DATA FOR PROCESSING:
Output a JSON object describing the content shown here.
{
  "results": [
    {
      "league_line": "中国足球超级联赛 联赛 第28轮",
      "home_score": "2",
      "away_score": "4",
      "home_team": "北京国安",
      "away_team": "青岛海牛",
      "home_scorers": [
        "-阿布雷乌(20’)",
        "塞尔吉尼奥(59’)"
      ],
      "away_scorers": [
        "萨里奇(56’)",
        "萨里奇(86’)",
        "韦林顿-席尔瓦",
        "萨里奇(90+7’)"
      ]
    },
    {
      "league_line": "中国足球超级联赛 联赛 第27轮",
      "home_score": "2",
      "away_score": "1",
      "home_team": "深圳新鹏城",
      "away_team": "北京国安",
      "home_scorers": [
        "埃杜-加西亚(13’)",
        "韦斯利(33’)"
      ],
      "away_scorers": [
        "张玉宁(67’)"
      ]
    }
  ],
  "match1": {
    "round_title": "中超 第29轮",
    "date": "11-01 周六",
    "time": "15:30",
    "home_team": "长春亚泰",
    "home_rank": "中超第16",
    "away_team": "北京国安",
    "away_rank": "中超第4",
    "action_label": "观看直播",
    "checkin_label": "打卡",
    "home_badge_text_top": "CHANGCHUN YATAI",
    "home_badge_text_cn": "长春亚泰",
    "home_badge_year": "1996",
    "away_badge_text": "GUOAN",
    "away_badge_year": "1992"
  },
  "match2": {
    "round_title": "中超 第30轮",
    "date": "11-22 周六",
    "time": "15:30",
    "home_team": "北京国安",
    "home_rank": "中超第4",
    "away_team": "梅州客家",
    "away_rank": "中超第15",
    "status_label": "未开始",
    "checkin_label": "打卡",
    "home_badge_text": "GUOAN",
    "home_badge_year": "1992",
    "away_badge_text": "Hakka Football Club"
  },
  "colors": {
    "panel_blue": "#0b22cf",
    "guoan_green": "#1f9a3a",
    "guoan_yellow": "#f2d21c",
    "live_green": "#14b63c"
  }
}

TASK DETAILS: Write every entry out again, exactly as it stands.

OUTPUT OF THE EXERCISE:
Output a JSON object describing the content shown here.
{
  "results": [
    {
      "league_line": "中国足球超级联赛 联赛 第28轮",
      "home_score": "2",
      "away_score": "4",
      "home_team": "北京国安",
      "away_team": "青岛海牛",
      "home_scorers": [
        "-阿布雷乌(20’)",
        "塞尔吉尼奥(59’)"
      ],
      "away_scorers": [
        "萨里奇(56’)",
        "萨里奇(86’)",
        "韦林顿-席尔瓦",
        "萨里奇(90+7’)"
      ]
    },
    {
      "league_line": "中国足球超级联赛 联赛 第27轮",
      "home_score": "2",
      "away_score": "1",
      "home_team": "深圳新鹏城",
      "away_team": "北京国安",
      "home_scorers": [
        "埃杜-加西亚(13’)",
        "韦斯利(33’)"
      ],
      "away_scorers": [
        "张玉宁(67’)"
      ]
    }
  ],
  "match1": {
    "round_title": "中超 第29轮",
    "date": "11-01 周六",
    "time": "15:30",
    "home_team": "长春亚泰",
    "home_rank": "中超第16",
    "away_team": "北京国安",
    "away_rank": "中超第4",
    "action_label": "观看直播",
    "checkin_label": "打卡",
    "home_badge_text_top": "CHANGCHUN YATAI",
    "home_badge_text_cn": "长春亚泰",
    "home_badge_year": "1996",
    "away_badge_text": "GUOAN",
    "away_badge_year": "1992"
  },
  "match2": {
    "round_title": "中超 第30轮",
    "date": "11-22 周六",
    "time": "15:30",
    "home_team": "北京国安",
    "home_rank": "中超第4",
    "away_team": "梅州客家",
    "away_rank": "中超第15",
    "status_label": "未开始",
    "checkin_label": "打卡",
    "home_badge_text": "GUOAN",
    "home_badge_year": "1992",
    "away_badge_text": "Hakka Football Club"
  },
  "colors": {
    "panel_blue": "#0b22cf",
    "guoan_green": "#1f9a3a",
    "guoan_yellow": "#f2d21c",
    "live_green": "#14b63c"
  }
}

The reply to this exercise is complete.